▸ WHAT THIS TASK INVOLVES: Take every line from the data that has the word "console" in it.

*** RECORDS SHOWN

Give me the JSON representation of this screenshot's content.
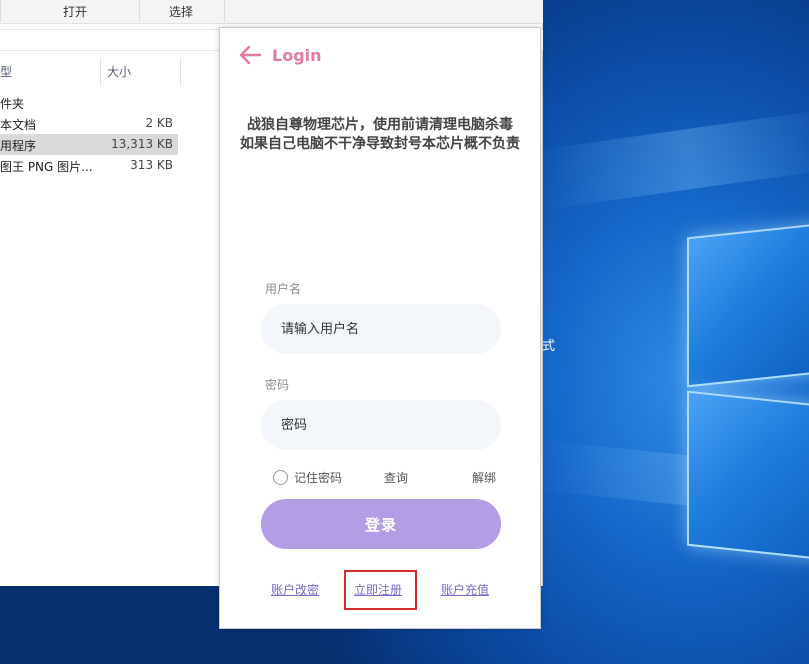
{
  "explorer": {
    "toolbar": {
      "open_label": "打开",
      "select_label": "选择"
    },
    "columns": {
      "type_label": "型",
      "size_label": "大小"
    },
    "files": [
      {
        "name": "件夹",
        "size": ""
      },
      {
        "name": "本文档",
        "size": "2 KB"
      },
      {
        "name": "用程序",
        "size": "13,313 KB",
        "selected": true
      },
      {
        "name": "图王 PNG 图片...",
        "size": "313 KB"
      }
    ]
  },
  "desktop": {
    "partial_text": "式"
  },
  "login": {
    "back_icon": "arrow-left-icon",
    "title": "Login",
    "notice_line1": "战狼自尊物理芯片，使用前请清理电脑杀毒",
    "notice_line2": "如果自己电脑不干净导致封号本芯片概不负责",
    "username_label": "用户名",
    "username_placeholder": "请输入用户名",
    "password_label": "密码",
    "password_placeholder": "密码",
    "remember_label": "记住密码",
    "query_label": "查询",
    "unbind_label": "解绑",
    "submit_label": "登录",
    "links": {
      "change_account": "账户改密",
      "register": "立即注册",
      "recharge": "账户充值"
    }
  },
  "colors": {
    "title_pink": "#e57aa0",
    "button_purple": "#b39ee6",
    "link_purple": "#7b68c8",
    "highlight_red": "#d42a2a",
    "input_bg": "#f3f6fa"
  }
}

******
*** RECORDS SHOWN

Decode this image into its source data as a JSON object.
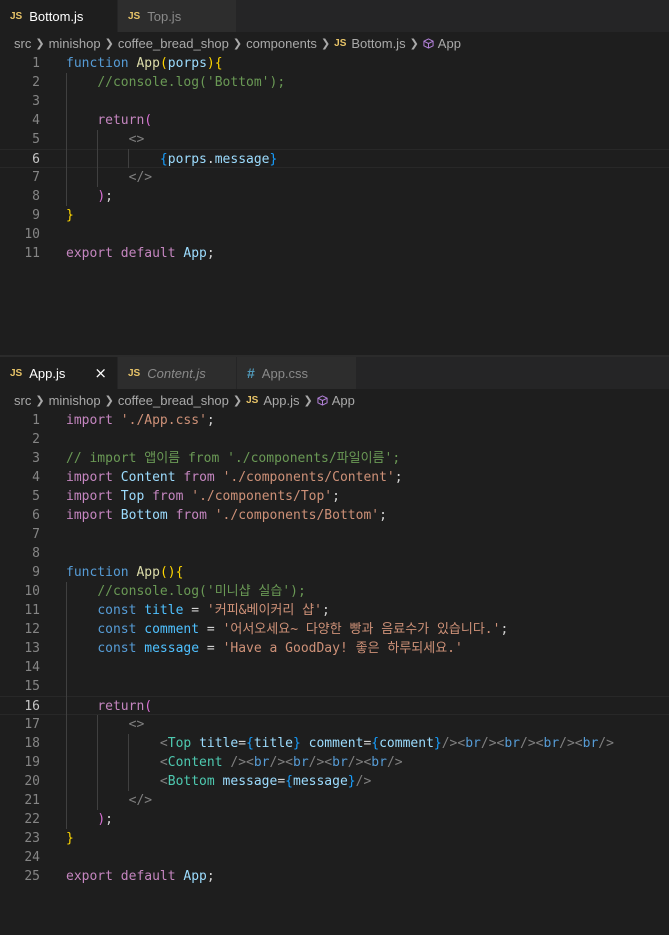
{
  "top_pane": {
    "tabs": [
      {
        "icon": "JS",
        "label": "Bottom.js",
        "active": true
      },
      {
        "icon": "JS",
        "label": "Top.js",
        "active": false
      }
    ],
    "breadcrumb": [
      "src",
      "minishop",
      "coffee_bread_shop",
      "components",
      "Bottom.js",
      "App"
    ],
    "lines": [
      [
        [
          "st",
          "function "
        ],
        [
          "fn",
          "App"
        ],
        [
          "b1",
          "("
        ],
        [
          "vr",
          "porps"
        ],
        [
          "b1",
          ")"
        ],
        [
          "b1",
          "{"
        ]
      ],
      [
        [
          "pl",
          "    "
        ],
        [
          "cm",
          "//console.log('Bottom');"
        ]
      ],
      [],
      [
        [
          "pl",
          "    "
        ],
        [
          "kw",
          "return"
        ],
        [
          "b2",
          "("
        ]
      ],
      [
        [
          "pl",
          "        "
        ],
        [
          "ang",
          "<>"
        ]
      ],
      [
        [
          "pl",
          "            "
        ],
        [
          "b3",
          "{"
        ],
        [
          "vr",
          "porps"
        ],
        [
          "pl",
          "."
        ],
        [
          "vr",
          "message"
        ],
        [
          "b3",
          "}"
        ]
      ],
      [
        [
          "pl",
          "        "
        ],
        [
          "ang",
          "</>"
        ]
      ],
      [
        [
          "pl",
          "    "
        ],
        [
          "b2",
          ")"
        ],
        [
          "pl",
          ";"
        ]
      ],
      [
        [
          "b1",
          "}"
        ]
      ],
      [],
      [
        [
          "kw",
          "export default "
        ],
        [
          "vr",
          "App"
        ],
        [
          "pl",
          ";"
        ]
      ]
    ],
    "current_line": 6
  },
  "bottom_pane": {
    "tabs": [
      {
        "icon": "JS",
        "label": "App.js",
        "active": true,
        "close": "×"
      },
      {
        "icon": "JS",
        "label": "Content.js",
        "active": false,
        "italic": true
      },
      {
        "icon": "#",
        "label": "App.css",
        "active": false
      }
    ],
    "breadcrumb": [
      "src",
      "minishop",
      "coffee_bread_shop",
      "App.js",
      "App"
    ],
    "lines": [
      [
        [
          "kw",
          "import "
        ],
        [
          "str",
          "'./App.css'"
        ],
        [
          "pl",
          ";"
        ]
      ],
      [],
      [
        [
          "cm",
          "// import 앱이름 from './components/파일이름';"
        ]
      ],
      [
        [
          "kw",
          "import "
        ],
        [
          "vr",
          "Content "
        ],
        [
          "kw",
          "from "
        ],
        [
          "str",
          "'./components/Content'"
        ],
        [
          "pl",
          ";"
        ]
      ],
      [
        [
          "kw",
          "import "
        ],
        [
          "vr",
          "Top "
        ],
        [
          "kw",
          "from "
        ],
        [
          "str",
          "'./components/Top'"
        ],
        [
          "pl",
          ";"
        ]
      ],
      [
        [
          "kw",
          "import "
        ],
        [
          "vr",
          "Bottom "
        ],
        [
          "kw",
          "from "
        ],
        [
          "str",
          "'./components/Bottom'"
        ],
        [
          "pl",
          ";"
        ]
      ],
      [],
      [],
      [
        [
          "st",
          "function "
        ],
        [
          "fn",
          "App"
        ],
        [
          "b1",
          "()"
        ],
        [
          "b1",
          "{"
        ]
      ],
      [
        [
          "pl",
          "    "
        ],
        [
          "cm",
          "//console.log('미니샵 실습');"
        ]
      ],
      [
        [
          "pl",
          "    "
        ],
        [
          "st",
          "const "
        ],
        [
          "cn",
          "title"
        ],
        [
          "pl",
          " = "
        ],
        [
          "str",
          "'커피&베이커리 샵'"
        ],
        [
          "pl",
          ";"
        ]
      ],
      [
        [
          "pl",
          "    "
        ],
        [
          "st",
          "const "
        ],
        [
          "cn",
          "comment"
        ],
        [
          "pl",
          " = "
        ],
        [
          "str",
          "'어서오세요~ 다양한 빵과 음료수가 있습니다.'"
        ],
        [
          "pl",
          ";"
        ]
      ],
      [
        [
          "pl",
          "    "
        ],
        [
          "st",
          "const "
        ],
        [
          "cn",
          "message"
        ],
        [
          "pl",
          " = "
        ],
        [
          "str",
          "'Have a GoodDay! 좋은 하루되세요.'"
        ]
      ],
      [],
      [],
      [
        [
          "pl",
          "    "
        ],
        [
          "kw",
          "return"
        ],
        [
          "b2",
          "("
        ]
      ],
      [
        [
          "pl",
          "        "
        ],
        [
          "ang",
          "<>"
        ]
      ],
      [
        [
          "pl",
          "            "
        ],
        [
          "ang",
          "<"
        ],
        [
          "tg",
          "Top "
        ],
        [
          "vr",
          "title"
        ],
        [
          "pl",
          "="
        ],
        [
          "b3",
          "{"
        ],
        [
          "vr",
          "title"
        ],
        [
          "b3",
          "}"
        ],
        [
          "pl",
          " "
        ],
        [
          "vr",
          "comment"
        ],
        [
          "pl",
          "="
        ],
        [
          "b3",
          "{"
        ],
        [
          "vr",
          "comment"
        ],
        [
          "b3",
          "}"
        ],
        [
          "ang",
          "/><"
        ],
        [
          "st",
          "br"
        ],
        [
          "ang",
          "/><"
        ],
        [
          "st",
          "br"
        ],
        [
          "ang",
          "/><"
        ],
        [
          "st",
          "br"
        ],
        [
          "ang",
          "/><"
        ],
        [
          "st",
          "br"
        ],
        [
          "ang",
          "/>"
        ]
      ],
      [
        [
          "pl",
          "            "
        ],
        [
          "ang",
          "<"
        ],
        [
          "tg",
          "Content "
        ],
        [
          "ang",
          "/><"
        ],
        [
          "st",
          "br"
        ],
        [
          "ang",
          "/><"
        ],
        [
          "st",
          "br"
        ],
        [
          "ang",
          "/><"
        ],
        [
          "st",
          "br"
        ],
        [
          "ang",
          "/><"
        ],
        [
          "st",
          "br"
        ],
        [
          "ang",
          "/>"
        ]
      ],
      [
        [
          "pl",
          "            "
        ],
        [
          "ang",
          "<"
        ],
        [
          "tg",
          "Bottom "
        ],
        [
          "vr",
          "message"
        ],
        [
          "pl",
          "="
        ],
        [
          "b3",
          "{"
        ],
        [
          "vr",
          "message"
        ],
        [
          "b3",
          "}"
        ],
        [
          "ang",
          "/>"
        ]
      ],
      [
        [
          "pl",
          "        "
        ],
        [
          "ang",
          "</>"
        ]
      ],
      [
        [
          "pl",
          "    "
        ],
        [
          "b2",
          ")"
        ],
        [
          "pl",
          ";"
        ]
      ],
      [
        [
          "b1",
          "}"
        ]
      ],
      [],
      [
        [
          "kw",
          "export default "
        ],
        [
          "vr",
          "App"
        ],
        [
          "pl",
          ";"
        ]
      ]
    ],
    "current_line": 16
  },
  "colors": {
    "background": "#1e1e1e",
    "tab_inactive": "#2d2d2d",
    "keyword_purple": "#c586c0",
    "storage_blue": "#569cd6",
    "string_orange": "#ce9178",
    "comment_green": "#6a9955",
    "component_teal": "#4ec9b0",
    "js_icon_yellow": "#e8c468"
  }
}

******

▸ TASK RESPONSE:
          "//console.log('Bottom');"
          "//console.log('미니샵 실습');"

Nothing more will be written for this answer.